Learning the Wrong Lessons

Timothy A. Wise
6 min readApr 15, 2020

Norman Borlaug, Milk Strikes, and the Green Revolution

The notion that hunger is caused by scarcity and that producing more food commodities will solve hunger are, oddly enough, rooted in our agricultural history of overproduction, of surplus not scarcity. Norman Borlaug, father of the Green Revolution, got it wrong from the start and his stubborn dedication to his own erroneous interpretation of Depression-era hunger still feeds our persistent myths of scarcity.(Excerpted from Eating Tomorrow, pp. 111–114, New Press, 2019)

1933 Wisconsin milk strike.

Africa was certainly reeling from a wide range of challenges in increasing food production and reducing hunger, and as I’d seen in Malawi, Mozambique, and Zambia the solutions to those problems were consistently blocked or diverted by agribusiness and big agriculture. The notion that technology would allow them to grow the food they needed, and that all the industrial-scale food would feed the hungry, seemed absurd. They weren’t growing much more food, and the hungry weren’t much better fed. The roots of their problems, it seemed to me, were as multinational as the firms that were pushing their way into the continent.

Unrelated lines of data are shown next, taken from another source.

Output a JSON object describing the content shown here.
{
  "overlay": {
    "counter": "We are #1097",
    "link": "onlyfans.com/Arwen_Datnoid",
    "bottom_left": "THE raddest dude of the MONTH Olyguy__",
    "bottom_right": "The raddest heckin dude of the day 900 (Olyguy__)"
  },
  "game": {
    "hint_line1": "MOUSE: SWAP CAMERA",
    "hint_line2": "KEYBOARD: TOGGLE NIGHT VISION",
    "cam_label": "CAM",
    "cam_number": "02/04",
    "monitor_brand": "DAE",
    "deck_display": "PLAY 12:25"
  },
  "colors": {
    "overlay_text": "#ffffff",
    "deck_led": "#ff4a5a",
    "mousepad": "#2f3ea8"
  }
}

Those tangled roots led back to the United States, where we are repeatedly told our highly productive farmers are feeding a hot, hungry, crowded world.

Within the United States, the roots are deep in Iowa, the heart of the U.S. corn belt and the home of Norman Borlaug, father of the Green Revolution and founder of the World Food Prize, the self-proclaimed Nobel Prize for agriculture. Since the inaugural prize in 1987, the World Food Prize has become an ever-more elaborate ceremony, with a carefully staged State Department announcement of that year’s winner and a three-day conference in Des Moines, Iowa, in October around World Food Day. It has also become dominated by agribusiness, not surprising given the technology-obsessed visions of its founder.

By all accounts, Norman Borlaug was remarkable, a dedicated, indefatigable, creative crop breeder whose efforts to develop high-yielding wheat varieties, and his determination to make those seeds available to farmers in India and other countries facing hunger, won him the Nobel Prize in 1970. By all accounts, he was also incredibly stubborn. From what I could tell, his single-mindedness about technology as the key to…

Timothy A. Wise

Author of Eating Tomorrow: Agribusiness, Family Farmers, & the Battle for the Future of Food. Advisor with Institute for Agriculture and Trade Policy.